A clinic or hospital typically places an order for specific blood products, and the BloodCenter of Wisconsin's staff members then locate those items in storage and pack them into a container. At this point, during the pilot, employees used a second Tagsys tunnel reader to interrogate the ID of every bag packed in the container. The S3Edge software then compared the read data with the list of products intended for that specific order, to ensure that the correct items were being packed.
For the portion of the pilot involving the University of Iowa, UIHC's staff had to apply RFID labels to products as they were received. That, Briggs explains, was because the university is not a recipient of blood products from the BloodCenter of Wisconsin, but instead receives its blood products from the DeGowin Blood Center. "Unfortunately," she states, "the timing of the pilot did not allow for BloodCenter of Wisconsin's existing customers to participate." Those customers received tagged products, but did not read those tags.
Once the university hospital tagged the bags it received from the DeGowin Blood Center, its staff utilized a Tagsys PAD antenna mounted on top of a counter-height refrigerator with a table display to read the tagged bags. Workers interrogated the tag on each bag of blood before moving that product, and then selected a prompt either for "check-in" (to store the blood after receiving it from the DeGowin blood center) or "checkout" (indicating it was intended to be administered to a patient).
"One of our goals was academic," Briggs explains. "We wanted to see if RFID technology would work in live transfusion medicine operations, and prove out various hypotheses from our original NIH study phases." Based on the study of the pilot, she says, she found that there were tremendous efficiency gains, primarily at the BloodCenter of Wisconsin's headquarters, where the technology and system allowed for rapid and accurate reconciliation of product counts and locations. Because the BloodCenter's employees saw which specific items were being shipped from the donor sites, Briggs adds, they were better able to prepare for the particular products en route to the facility. The system also helped eliminate errors that could occur at the time of receiving or shipping, when products are sometimes miscounted.

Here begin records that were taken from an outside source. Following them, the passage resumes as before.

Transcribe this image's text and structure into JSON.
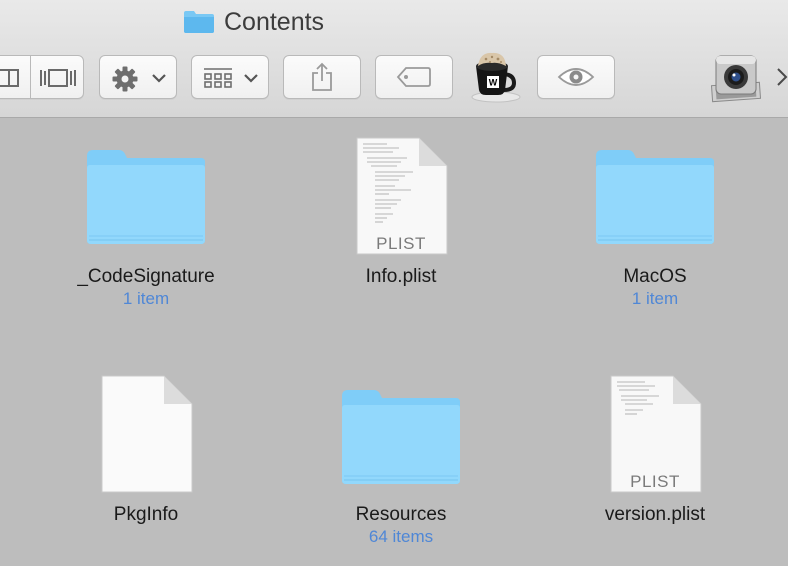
{
  "window": {
    "title": "Contents",
    "title_icon": "folder-icon"
  },
  "toolbar": {
    "view_buttons": [
      "columns-view-icon",
      "cover-flow-view-icon"
    ],
    "action_button": "gear-icon",
    "arrange_button": "grid-arrange-icon",
    "share_button": "share-icon",
    "tags_button": "tag-icon",
    "app_button": "cafe-app-icon",
    "app_badge": "W",
    "quicklook_button": "eye-icon",
    "capture_app": "image-capture-icon",
    "overflow": "chevron-right-icon"
  },
  "items": [
    {
      "name": "_CodeSignature",
      "count": "1 item",
      "kind": "folder"
    },
    {
      "name": "Info.plist",
      "count": "",
      "kind": "plist",
      "badge": "PLIST"
    },
    {
      "name": "MacOS",
      "count": "1 item",
      "kind": "folder"
    },
    {
      "name": "PkgInfo",
      "count": "",
      "kind": "blank"
    },
    {
      "name": "Resources",
      "count": "64 items",
      "kind": "folder"
    },
    {
      "name": "version.plist",
      "count": "",
      "kind": "plist",
      "badge": "PLIST"
    }
  ],
  "colors": {
    "folder_light": "#8fd6fb",
    "folder_dark": "#6ac3f5",
    "count_text": "#4f87d6",
    "background": "#bdbdbd"
  }
}
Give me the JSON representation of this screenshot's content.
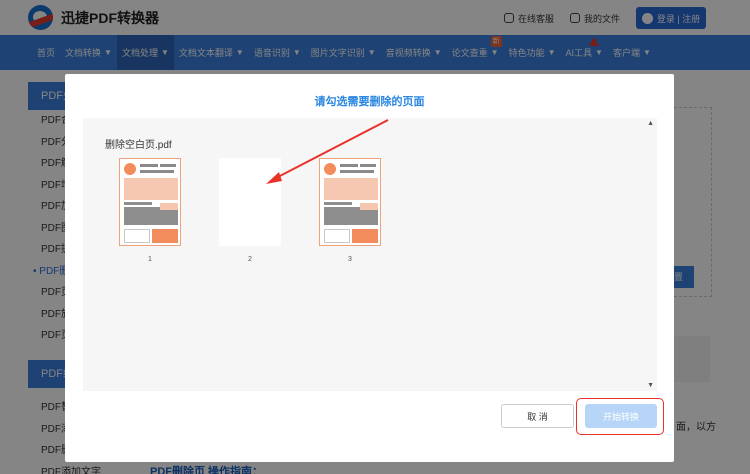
{
  "header": {
    "logo_text": "迅捷PDF转换器",
    "links": {
      "service": "在线客服",
      "files": "我的文件",
      "login": "登录 | 注册"
    }
  },
  "nav": {
    "items": [
      {
        "label": "首页",
        "caret": false
      },
      {
        "label": "文档转换",
        "caret": true
      },
      {
        "label": "文档处理",
        "caret": true
      },
      {
        "label": "文档文本翻译",
        "caret": true
      },
      {
        "label": "语音识别",
        "caret": true
      },
      {
        "label": "图片文字识别",
        "caret": true
      },
      {
        "label": "音视频转换",
        "caret": true
      },
      {
        "label": "论文查重",
        "caret": true,
        "badge": "新"
      },
      {
        "label": "特色功能",
        "caret": true
      },
      {
        "label": "AI工具",
        "caret": true
      },
      {
        "label": "客户端",
        "caret": true
      }
    ]
  },
  "sidebar": {
    "head": "PDF处",
    "items": [
      "PDF合",
      "PDF分",
      "PDF解",
      "PDF增",
      "PDF加",
      "PDF图",
      "PDF提",
      "PDF删",
      "PDF页",
      "PDF旋",
      "PDF页"
    ],
    "active_index": 7,
    "head2": "PDF编",
    "items2": [
      "PDF替",
      "PDF添",
      "PDF删",
      "PDF添加文字"
    ]
  },
  "background": {
    "right_button": "置",
    "right_text": "面，以方",
    "guide": "PDF删除页 操作指南："
  },
  "modal": {
    "title": "请勾选需要删除的页面",
    "file_name": "删除空白页.pdf",
    "pages": [
      {
        "number": "1",
        "blank": false,
        "selected": true
      },
      {
        "number": "2",
        "blank": true,
        "selected": false
      },
      {
        "number": "3",
        "blank": false,
        "selected": true
      }
    ],
    "cancel_label": "取 消",
    "start_label": "开始转换"
  },
  "colors": {
    "brand_blue": "#3b7fdc",
    "title_blue": "#2a87e0",
    "accent_orange": "#f28c5c",
    "highlight_red": "#e8332a"
  },
  "icons": {
    "scroll_up": "▲",
    "scroll_down": "▼",
    "caret": "▼"
  }
}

"This is a mission-critical solution," Kumar states. Although Briggs notes that the BECS will always serve as the main system to manage inventory traceability, as well as information and decisions regarding blood products, the RFID technology adds a layer of visibility that can be integrated as part of the operational flow, "while still allowing the main system to do its work." RFID, he says, "augmented those systems to better protect the blood products," by providing greater visibility into the supply chain.
Once the FDA provides 501(k) clearance—which the group expects to take 90 to 180 days to complete—S3Edge will then be able to actively market and sell the blood center's RFID solution. The company anticipates selling two packaged solutions: the Blood Center Solution (for blood centers and donor locations) and the Hospital Transfusion Services Solution (for hospitals). Both systems can operate independently, the firm reports, or data can be shared between supply chain partners using both offerings.
Although the system was initially designed to be integrated with Mediware software, Kumar says, it could operate with other blood center BECS technology as well.